in the field -
a hong kong
a hong kong
It’s not all doom and gloom. Counts of some water bird species in Deep Bay have actually increased during the new century, including Great Cormorant, Black-tailed Godwit and Eurasian Curlew. The following three species are, however, the most obvious ones to buck the declining trend.
Tufted Duck Aythya fuligula
2015: Peak count 3,204 in March and high count3,053 in December.
1995: Peak count 14 on 5 January and 291 on 31 December.
Notes: The highest count on record was 6,742 in February 2009. There was a marked increase from 2005 onwards although numbers have slowly fallen since 2010. Most of the Tufted Ducks winter out on the Shenzhen side of Deep Bay.
Comment: The marked increase in counts of this species in Hong Kong contradicts the general catch-all explanation that water birds are wintering further to the north because of global warming (although there was a large increase in numbers of Tufted Duck wintering in South Korea in 2015). The fact that the increase in Tufted Duck numbers occurred at much the same time as the demise of Common Shelduck suggest perhaps more local factors are at play. Again, there is speculation that there may have been a change in food supply out in the bay - to the detriment of Common Shelduck but to the benefit of Tufted Duck.
Black-faced Spoonbill Platalea minor
2015: High count 372 in the January WC. Increasing numbers at MPNR from mid-October with peak count 421 roosting there on 12 November.
1995: Numbers increased to 99 on 23 November, a new high, constituting approximately 25% of the world population.
Notes: Numbers have increased considerably since the 1990s, in line with an overall increase globally. The highest count was 496 on 24 January 2010.
Comment: Currently, the global population is 3,941 (January 2017), so Deep Bay now holds about 10% of the world population. This is a great conservation success story and seems mainly due to the protection of the species in its wintering areas, particularly in Taiwan.
Pied Avocet Recurvirostra avosetta
2015:Peak count 10,957 in January.

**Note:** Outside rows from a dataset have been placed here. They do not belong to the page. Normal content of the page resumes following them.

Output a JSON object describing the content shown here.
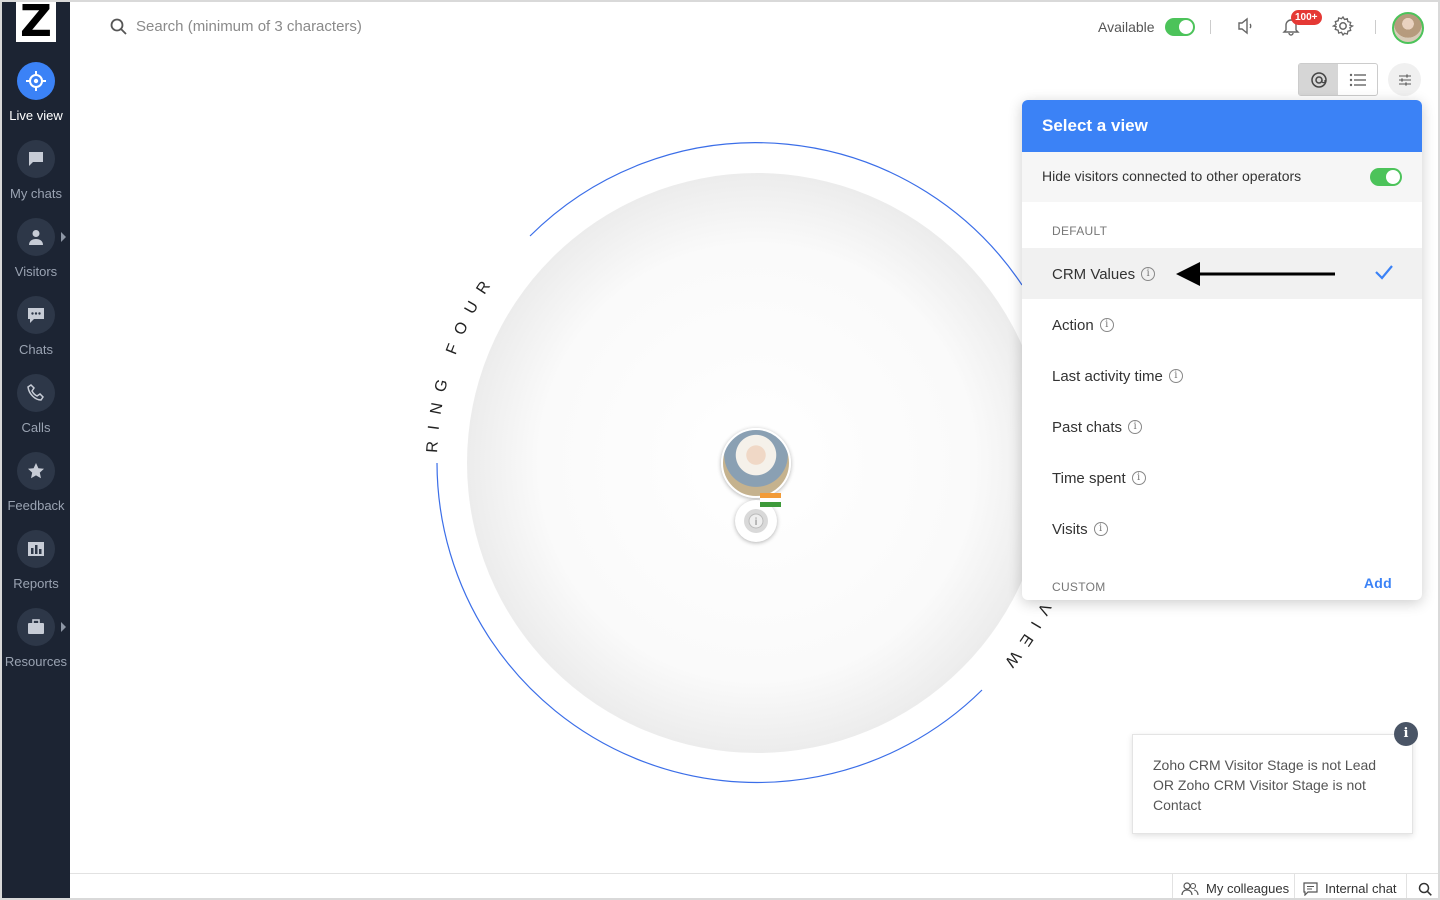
{
  "app": {
    "logo": "Z"
  },
  "sidebar": {
    "items": [
      {
        "label": "Live view",
        "icon": "live-view-icon",
        "active": true
      },
      {
        "label": "My chats",
        "icon": "chat-bubble-icon"
      },
      {
        "label": "Visitors",
        "icon": "person-icon"
      },
      {
        "label": "Chats",
        "icon": "chats-icon"
      },
      {
        "label": "Calls",
        "icon": "phone-icon"
      },
      {
        "label": "Feedback",
        "icon": "star-icon"
      },
      {
        "label": "Reports",
        "icon": "bar-chart-icon"
      },
      {
        "label": "Resources",
        "icon": "briefcase-icon"
      }
    ]
  },
  "topbar": {
    "search_placeholder": "Search (minimum of 3 characters)",
    "availability_label": "Available",
    "notification_badge": "100+"
  },
  "ring": {
    "left_text": "RING FOUR",
    "right_text": "VIEW"
  },
  "view_menu": {
    "title": "Select a view",
    "hide_visitors_label": "Hide visitors connected to other operators",
    "hide_visitors_on": true,
    "default_section": "DEFAULT",
    "items": [
      {
        "label": "CRM Values",
        "selected": true
      },
      {
        "label": "Action"
      },
      {
        "label": "Last activity time"
      },
      {
        "label": "Past chats"
      },
      {
        "label": "Time spent"
      },
      {
        "label": "Visits"
      }
    ],
    "custom_section": "CUSTOM",
    "add_label": "Add"
  },
  "info_card": {
    "text": "Zoho CRM Visitor Stage is not Lead OR Zoho CRM Visitor Stage is not Contact",
    "icon_glyph": "i"
  },
  "bottom_bar": {
    "colleagues": "My colleagues",
    "internal_chat": "Internal chat"
  },
  "colors": {
    "accent": "#3b82f6",
    "sidebar": "#1c2433",
    "toggle_on": "#4cc35a",
    "badge": "#e53935"
  }
}
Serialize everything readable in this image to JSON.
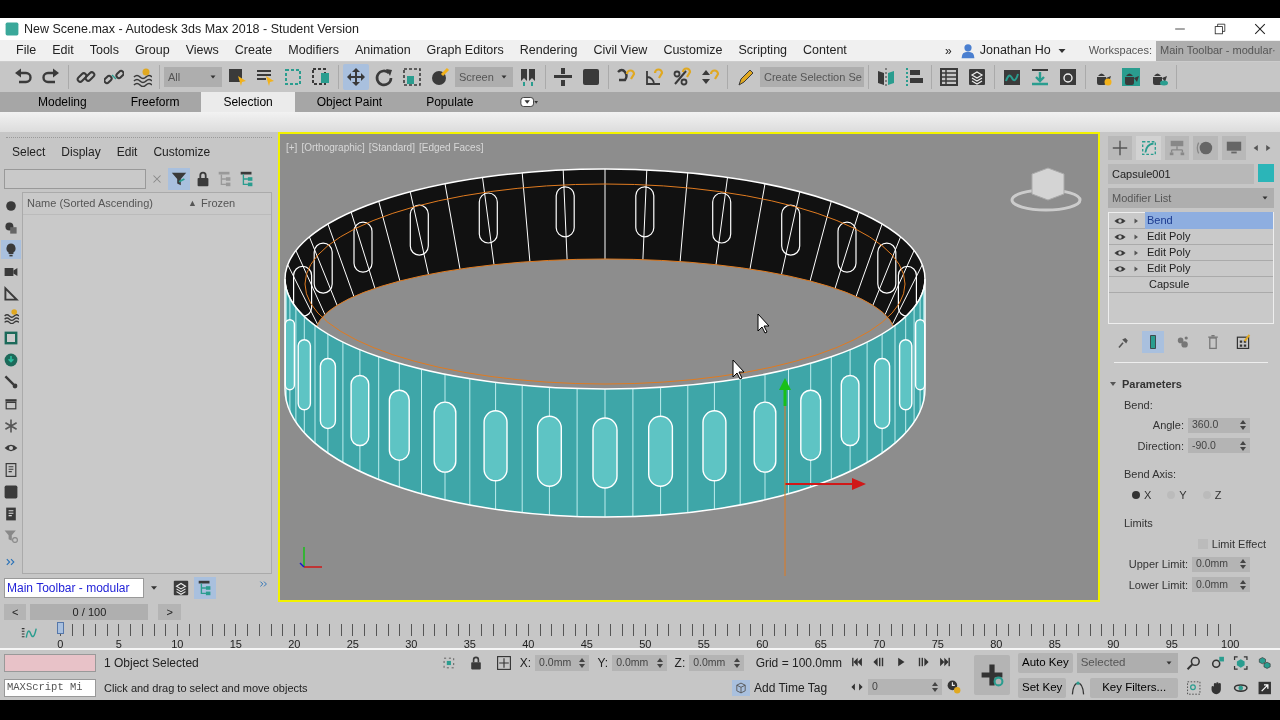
{
  "window": {
    "title": "New Scene.max - Autodesk 3ds Max 2018 - Student Version"
  },
  "menu": {
    "items": [
      "File",
      "Edit",
      "Tools",
      "Group",
      "Views",
      "Create",
      "Modifiers",
      "Animation",
      "Graph Editors",
      "Rendering",
      "Civil View",
      "Customize",
      "Scripting",
      "Content"
    ],
    "overflow": "»",
    "user": "Jonathan Ho",
    "workspaces_label": "Workspaces:",
    "workspace": "Main Toolbar - modular"
  },
  "toolbar": {
    "groups": [
      [
        {
          "kind": "undo",
          "selected": false
        },
        {
          "kind": "redo",
          "selected": false
        }
      ],
      [
        {
          "kind": "link",
          "selected": false
        },
        {
          "kind": "unlink",
          "selected": false
        },
        {
          "kind": "wave",
          "selected": false
        }
      ],
      [
        {
          "kind": "dropdown",
          "value": "All"
        },
        {
          "kind": "selobj",
          "selected": false
        },
        {
          "kind": "selname",
          "selected": false
        },
        {
          "kind": "rect",
          "selected": false
        },
        {
          "kind": "window",
          "selected": false
        }
      ],
      [
        {
          "kind": "move",
          "selected": true
        },
        {
          "kind": "rotate",
          "selected": false
        },
        {
          "kind": "scale",
          "selected": false
        },
        {
          "kind": "place",
          "selected": false
        },
        {
          "kind": "dropdown",
          "value": "Screen"
        },
        {
          "kind": "pivot",
          "selected": false
        }
      ],
      [
        {
          "kind": "manip",
          "selected": false
        },
        {
          "kind": "keyb",
          "selected": false
        }
      ],
      [
        {
          "kind": "snap",
          "selected": false
        },
        {
          "kind": "angle",
          "selected": false
        },
        {
          "kind": "percent",
          "selected": false
        },
        {
          "kind": "spinner",
          "selected": false
        }
      ],
      [
        {
          "kind": "pencil",
          "selected": false
        },
        {
          "kind": "dropdown",
          "value": "Create Selection Se"
        }
      ],
      [
        {
          "kind": "mirror",
          "selected": false
        },
        {
          "kind": "align",
          "selected": false
        }
      ],
      [
        {
          "kind": "table",
          "selected": false
        },
        {
          "kind": "layers",
          "selected": false
        }
      ],
      [
        {
          "kind": "curve",
          "selected": false
        },
        {
          "kind": "download",
          "selected": false
        },
        {
          "kind": "schem",
          "selected": false
        }
      ],
      [
        {
          "kind": "teagear",
          "selected": false
        },
        {
          "kind": "teaframe",
          "selected": false
        },
        {
          "kind": "teacloud",
          "selected": false
        }
      ]
    ]
  },
  "ribbon": {
    "tabs": [
      {
        "label": "Modeling",
        "selected": false
      },
      {
        "label": "Freeform",
        "selected": false
      },
      {
        "label": "Selection",
        "selected": true
      },
      {
        "label": "Object Paint",
        "selected": false
      },
      {
        "label": "Populate",
        "selected": false
      }
    ]
  },
  "scene_explorer": {
    "tabs": [
      "Select",
      "Display",
      "Edit",
      "Customize"
    ],
    "filters": [
      {
        "kind": "sphere",
        "selected": false
      },
      {
        "kind": "shapes",
        "selected": false
      },
      {
        "kind": "bulb",
        "selected": true
      },
      {
        "kind": "camera",
        "selected": false
      },
      {
        "kind": "helper",
        "selected": false
      },
      {
        "kind": "wave",
        "selected": false
      },
      {
        "kind": "frame",
        "selected": false
      },
      {
        "kind": "dlc",
        "selected": false
      },
      {
        "kind": "brush",
        "selected": false
      },
      {
        "kind": "container",
        "selected": false
      },
      {
        "kind": "snow",
        "selected": false
      },
      {
        "kind": "eye",
        "selected": false
      },
      {
        "kind": "doc",
        "selected": false
      },
      {
        "kind": "keyb",
        "selected": false
      },
      {
        "kind": "docd",
        "selected": false
      },
      {
        "kind": "funnel",
        "selected": false
      }
    ],
    "columns": [
      {
        "label": "Name (Sorted Ascending)",
        "sort_mark": "▲"
      },
      {
        "label": "Frozen"
      }
    ],
    "workspace": "Main Toolbar - modular"
  },
  "viewport": {
    "labels": [
      "[+]",
      "[Orthographic]",
      "[Standard]",
      "[Edged Faces]"
    ],
    "active": true
  },
  "command_panel": {
    "tabs": [
      {
        "kind": "plus",
        "selected": false
      },
      {
        "kind": "modify",
        "selected": true
      },
      {
        "kind": "hierp",
        "selected": false
      },
      {
        "kind": "disc",
        "selected": false
      },
      {
        "kind": "monitor",
        "selected": false
      }
    ],
    "object": {
      "name": "Capsule001",
      "color": "#2bb5b8"
    },
    "modifier_list": "Modifier List",
    "stack": [
      {
        "label": "Bend",
        "kind": "modifier",
        "selected": true
      },
      {
        "label": "Edit Poly",
        "kind": "modifier",
        "selected": false
      },
      {
        "label": "Edit Poly",
        "kind": "modifier",
        "selected": false
      },
      {
        "label": "Edit Poly",
        "kind": "modifier",
        "selected": false
      },
      {
        "label": "Capsule",
        "kind": "base",
        "selected": false
      }
    ],
    "stack_tools": [
      {
        "kind": "pin",
        "selected": false
      },
      {
        "kind": "bar",
        "selected": true
      },
      {
        "kind": "dots",
        "selected": false
      },
      {
        "kind": "trash",
        "selected": false
      },
      {
        "kind": "config",
        "selected": false
      }
    ],
    "rollout": {
      "title": "Parameters",
      "expanded": true,
      "bend_label": "Bend:",
      "angle": {
        "label": "Angle:",
        "value": "360.0"
      },
      "direction": {
        "label": "Direction:",
        "value": "-90.0"
      },
      "axis_label": "Bend Axis:",
      "axes": [
        {
          "label": "X",
          "selected": true
        },
        {
          "label": "Y",
          "selected": false
        },
        {
          "label": "Z",
          "selected": false
        }
      ],
      "limits_label": "Limits",
      "limit_effect": {
        "label": "Limit Effect",
        "checked": false
      },
      "upper": {
        "label": "Upper Limit:",
        "value": "0.0mm"
      },
      "lower": {
        "label": "Lower Limit:",
        "value": "0.0mm"
      }
    }
  },
  "time_slider": {
    "prev": "<",
    "label": "0 / 100",
    "next": ">",
    "level": 0
  },
  "ruler": {
    "labels": [
      "0",
      "5",
      "10",
      "15",
      "20",
      "25",
      "30",
      "35",
      "40",
      "45",
      "50",
      "55",
      "60",
      "65",
      "70",
      "75",
      "80",
      "85",
      "90",
      "95",
      "100"
    ]
  },
  "status": {
    "maxscript": "MAXScript Mi",
    "selection": "1 Object Selected",
    "prompt": "Click and drag to select and move objects",
    "coords": [
      {
        "label": "X:",
        "value": "0.0mm"
      },
      {
        "label": "Y:",
        "value": "0.0mm"
      },
      {
        "label": "Z:",
        "value": "0.0mm"
      }
    ],
    "grid": "Grid = 100.0mm",
    "time_tag": "Add Time Tag",
    "frame": "0",
    "auto_key": "Auto Key",
    "key_set": "Selected",
    "set_key": "Set Key",
    "key_filters": "Key Filters..."
  }
}
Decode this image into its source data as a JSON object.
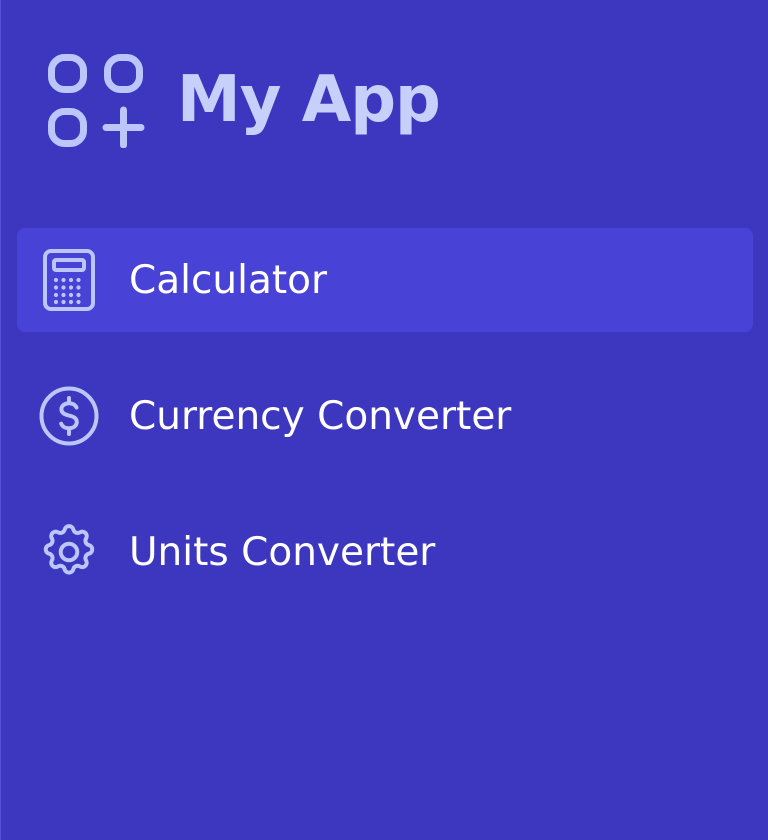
{
  "app": {
    "title": "My App",
    "logo_icon": "apps-add-icon",
    "colors": {
      "background": "#3d37c0",
      "active_item": "#4942d7",
      "brand_text": "#c7d0fb",
      "icon": "#bcc6fb",
      "label": "#ffffff"
    }
  },
  "sidebar": {
    "items": [
      {
        "label": "Calculator",
        "icon": "calculator-icon",
        "active": true
      },
      {
        "label": "Currency Converter",
        "icon": "dollar-circle-icon",
        "active": false
      },
      {
        "label": "Units Converter",
        "icon": "gear-icon",
        "active": false
      }
    ]
  }
}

1995:Peak count 1002 in February, a new high count.
Notes: There was a substantial increase up until 2008 - the highest count on record was 16,123 in January 2208 - with a gradual fall since then, but numbers still remain high c.f. the 1990s.
Comment: A change in the composition of the food supply out on the mud flats may account for the large increase in numbers during this century.
The following statement from the Hong Kong Water Quality Resource Centre (see http://wqrc.epd.gov.hk/en/regional-collaboration/deep-bay.aspx ) may be of relevance here (and to the comments on Common Shelduck and Tufted Duck above):
In 2000, the two governments formulated the “Deep Bay (Shenzhen Bay) Water Pollution Control Joint Implementation Programme” (JIP) to improve Deep Bay’s water quality. The JIP sets out pollution control measures to be undertaken by both governments at various stages, essentially to reduce wastewater discharge into Deep Bay by extension and improvement of sewerage infrastructure. Both sides would review the JIP regularly so as to evaluate its effectiveness and to draw up necessary additional mitigation measures, including amendment of the JIP. Both sides are working together in accordance with the revised JIP to reduce progressively the pollution load of Deep Bay. The water quality at major rivers discharging into Deep Bay has continued to improve since mid-2000’s. As a result, the water quality of Deep Bay also shows noticeable improvement. Hong Kong and Shenzhen will work together closely to continue to improve the water quality of Deep Bay.
References to authorities cited in my three-part Blog are as follows:
BirdLife International 2017. Species factsheet: Mareca falcata. Downloaded from http://www.birdlife.org on 22/06/2017
China Coastal Waterbird Census Group. 2015. Identification of coastal wetlands of international importance for waterbirds: a review of China Coastal Waterbird Surveys 2005–2013. Avian Research 2015 6:12.
Hashimoto, H. and Sugawa, H. 2013. Population Trends of Wintering Eurasian Coot Fulica atra in East Asia. Ornithological Science 12(2):91-105.
Mundkur, T., Langendoen, T. and Watkins, D. (eds.) 2017. The Asian Waterbird Census 2008-2015 - results of coordinated counts in Asia and Australasia. Wetlands International, Ede.
Reeber, S. 2015. Wildfowl of Europe, Asia and North America. Christopher Helm, London.
Shi, H. Q., Cao, L., Baxter, M.A. and Liu, N. F. 2008. Status of the East Asian population of the Dalmatian Pelican Pelecanus crispus: the need for urgent conservation action. Bird Conservation International 18:181–193.